━━━ Supplied material ━━━

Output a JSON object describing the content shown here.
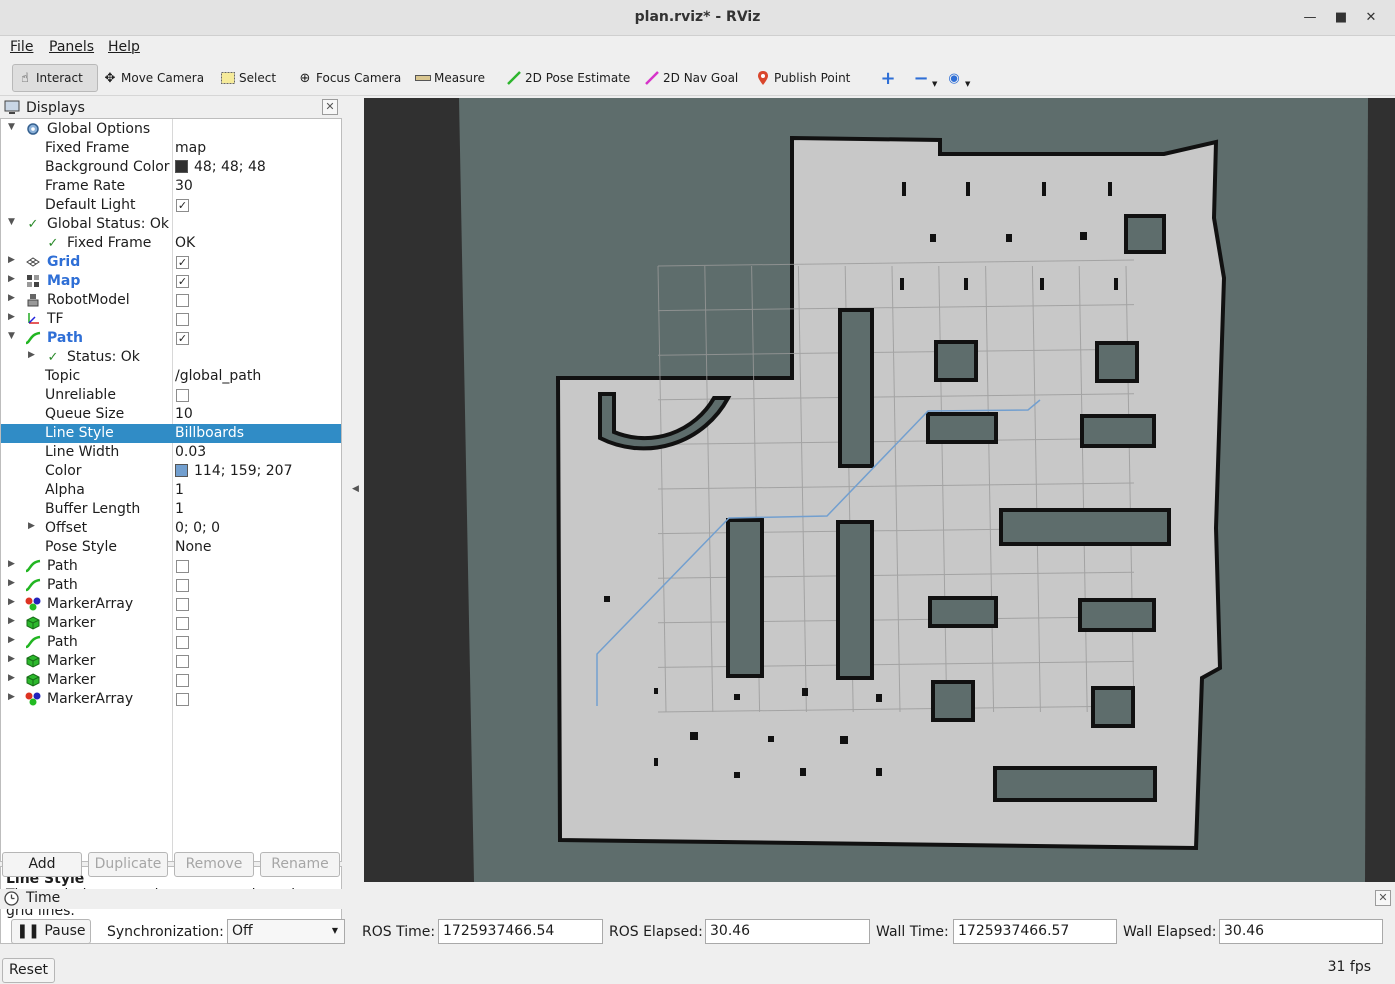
{
  "window": {
    "title": "plan.rviz* - RViz"
  },
  "menu": [
    "File",
    "Panels",
    "Help"
  ],
  "toolbar": {
    "interact": "Interact",
    "move_camera": "Move Camera",
    "select": "Select",
    "focus_camera": "Focus Camera",
    "measure": "Measure",
    "pose_estimate": "2D Pose Estimate",
    "nav_goal": "2D Nav Goal",
    "publish_point": "Publish Point"
  },
  "displays": {
    "title": "Displays",
    "rows": [
      {
        "name": "Global Options",
        "value": "",
        "icon": "gear-icon"
      },
      {
        "name": "Fixed Frame",
        "value": "map"
      },
      {
        "name": "Background Color",
        "value": "48; 48; 48",
        "swatch": "#303030"
      },
      {
        "name": "Frame Rate",
        "value": "30"
      },
      {
        "name": "Default Light",
        "value": "",
        "checked": true
      },
      {
        "name": "Global Status: Ok",
        "value": "",
        "icon": "check-icon"
      },
      {
        "name": "Fixed Frame",
        "value": "OK",
        "icon": "check-icon"
      },
      {
        "name": "Grid",
        "value": "",
        "checked": true,
        "icon": "grid-icon"
      },
      {
        "name": "Map",
        "value": "",
        "checked": true,
        "icon": "map-icon"
      },
      {
        "name": "RobotModel",
        "value": "",
        "checked": false,
        "icon": "robot-model-icon"
      },
      {
        "name": "TF",
        "value": "",
        "checked": false,
        "icon": "tf-icon"
      },
      {
        "name": "Path",
        "value": "",
        "checked": true,
        "icon": "path-icon"
      },
      {
        "name": "Status: Ok",
        "value": "",
        "icon": "check-icon"
      },
      {
        "name": "Topic",
        "value": "/global_path"
      },
      {
        "name": "Unreliable",
        "value": "",
        "checked": false
      },
      {
        "name": "Queue Size",
        "value": "10"
      },
      {
        "name": "Line Style",
        "value": "Billboards"
      },
      {
        "name": "Line Width",
        "value": "0.03"
      },
      {
        "name": "Color",
        "value": "114; 159; 207",
        "swatch": "#729fcf"
      },
      {
        "name": "Alpha",
        "value": "1"
      },
      {
        "name": "Buffer Length",
        "value": "1"
      },
      {
        "name": "Offset",
        "value": "0; 0; 0"
      },
      {
        "name": "Pose Style",
        "value": "None"
      },
      {
        "name": "Path",
        "value": "",
        "checked": false,
        "icon": "path-icon"
      },
      {
        "name": "Path",
        "value": "",
        "checked": false,
        "icon": "path-icon"
      },
      {
        "name": "MarkerArray",
        "value": "",
        "checked": false,
        "icon": "marker-array-icon"
      },
      {
        "name": "Marker",
        "value": "",
        "checked": false,
        "icon": "marker-icon"
      },
      {
        "name": "Path",
        "value": "",
        "checked": false,
        "icon": "path-icon"
      },
      {
        "name": "Marker",
        "value": "",
        "checked": false,
        "icon": "marker-icon"
      },
      {
        "name": "Marker",
        "value": "",
        "checked": false,
        "icon": "marker-icon"
      },
      {
        "name": "MarkerArray",
        "value": "",
        "checked": false,
        "icon": "marker-array-icon"
      }
    ]
  },
  "help": {
    "title": "Line Style",
    "text": "The rendering operation to use to draw the grid lines."
  },
  "buttons": {
    "add": "Add",
    "duplicate": "Duplicate",
    "remove": "Remove",
    "rename": "Rename"
  },
  "time": {
    "title": "Time",
    "pause": "Pause",
    "sync_label": "Synchronization:",
    "sync_value": "Off",
    "ros_time_label": "ROS Time:",
    "ros_time": "1725937466.54",
    "ros_elapsed_label": "ROS Elapsed:",
    "ros_elapsed": "30.46",
    "wall_time_label": "Wall Time:",
    "wall_time": "1725937466.57",
    "wall_elapsed_label": "Wall Elapsed:",
    "wall_elapsed": "30.46",
    "reset": "Reset",
    "fps": "31 fps"
  },
  "colors": {
    "background": "#303030",
    "map_unknown": "#5e6d6c",
    "map_free": "#c8c8c8",
    "map_occupied": "#000000",
    "path": "#729fcf",
    "selection": "#308cc6"
  }
}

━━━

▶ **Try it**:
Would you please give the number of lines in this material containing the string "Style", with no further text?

▶ **Written response**:
3